Issue: With the continuing economic uncertainty that COVID and the cost-of-living crisis brings, many are tightening the purse strings and choosing cheaper alternatives. However...For more: Comunicaffe International
...Whilst the purse strings may need to tighten, a better quality home-brewed coffee or tea is still far less expensive than buying individual drinks on the go. Over the last few years, many have taken the opportunity to improve their home brewing skills, and now with the equipment and know-how to recreate that authentic coffee shop experience from home, are enjoying cheaper quality coffees. With cafe coffees costing anything from £2.50-4.00 each, and with a bag of 250g quality coffee costing between £7.00-12.50 and providing you with enough to achieve up to 15-35 brews per bag (depending on brew method and strength preferences), the savings and better quality coffee are both there to be enjoyed.

If this isn't you, there really is no better time to start, and better yet, at GUSTATORY you’ll find plenty of affordable options from our huge range of quality independent roasters and brands from across UK, Europe and North America to support you in doing just that. With it easy to browse and shop for coffee on the marketplace or subscribe to a coffee subscription, it also won't be long until you discover a new favourite. All marketplace purchases are shipped direct for product freshness, with all subscriptions roasted fresh for us as part of our monthly delivery schedules.

The coffee industry is in crisis. Informed purchases are needed

Issue: Coffee prices are in crisis, which threatens the very existence of many coffee producers, and so, the future of coffee globally.For more: GUSTATORY on Sky News Radio (Interview)
Our Answer: Informed purchasing decisions are advised, from the independent coffee roasters featured here on the GUSTATORY marketplace.
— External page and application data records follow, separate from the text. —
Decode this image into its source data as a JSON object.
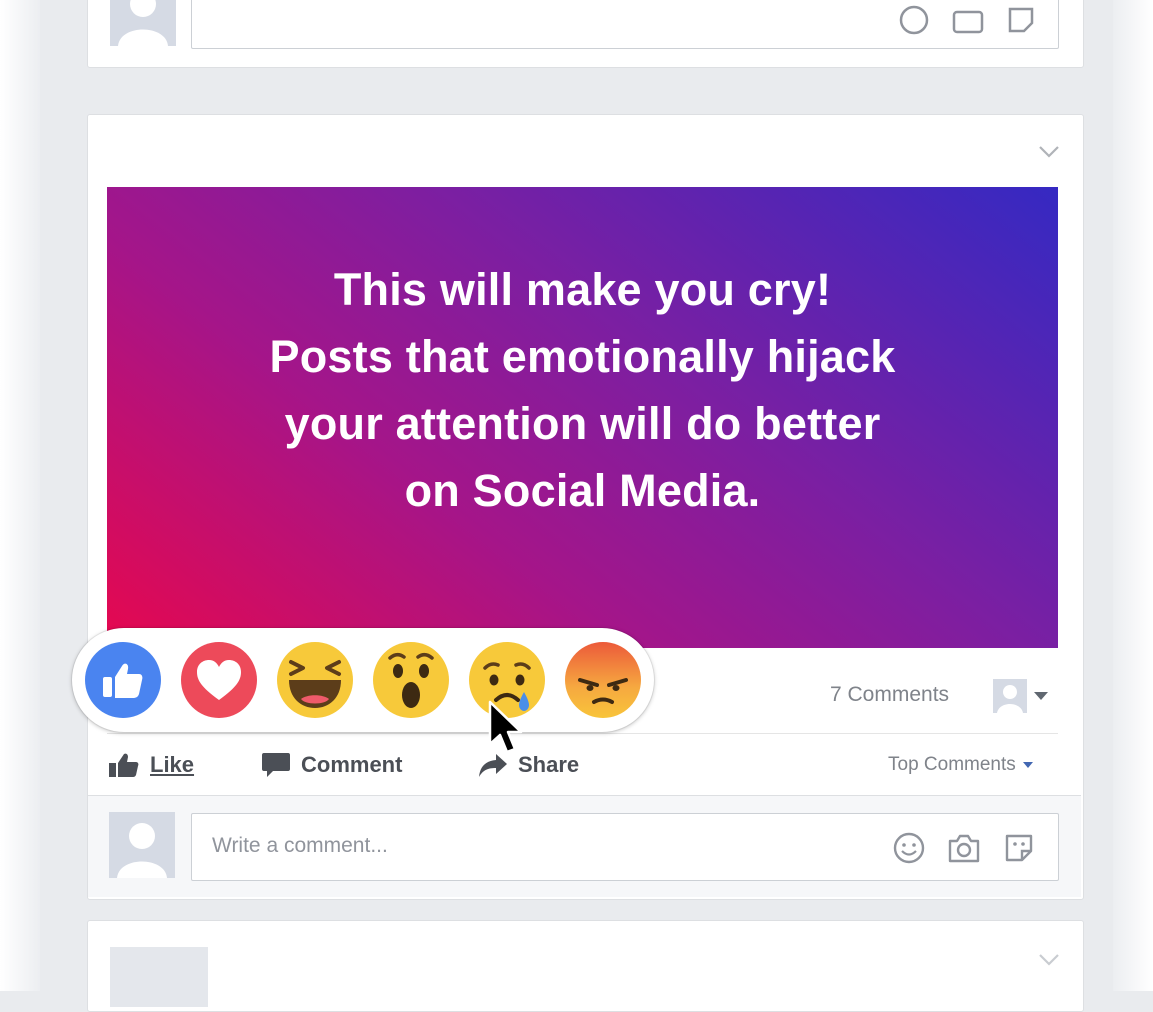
{
  "post": {
    "banner_lines": [
      "This will make you cry!",
      "Posts that emotionally hijack",
      "your attention will do better",
      "on Social Media."
    ],
    "comments_count": "7 Comments",
    "top_comments_label": "Top Comments"
  },
  "actions": {
    "like": "Like",
    "comment": "Comment",
    "share": "Share"
  },
  "reactions": [
    {
      "name": "like",
      "icon": "thumbs-up-icon",
      "color": "#4a84f0"
    },
    {
      "name": "love",
      "icon": "heart-icon",
      "color": "#ed4a5a"
    },
    {
      "name": "haha",
      "icon": "laughing-face-icon",
      "color": "#f7c93a"
    },
    {
      "name": "wow",
      "icon": "surprised-face-icon",
      "color": "#f7c93a"
    },
    {
      "name": "sad",
      "icon": "crying-face-icon",
      "color": "#f7c93a"
    },
    {
      "name": "angry",
      "icon": "angry-face-icon",
      "color": "#f08a35"
    }
  ],
  "comment_input": {
    "placeholder": "Write a comment..."
  }
}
Through direct-to-source relationships, roasters are able to protect their supply chains from the effects of price volatility as they form special relationships with producers. These relationships also protect producers as roasters often commit to fixed term and fixed price contracts, which give producers certainty. This certainty is what producers need in order to not only survive but thrive, committing to sustainable practices and addressing other global problems that are threatening the industry such as climate change.

Make their commitment your commitment. Support independent coffee roasters and you’ll be making a difference before you even have your first cup of coffee.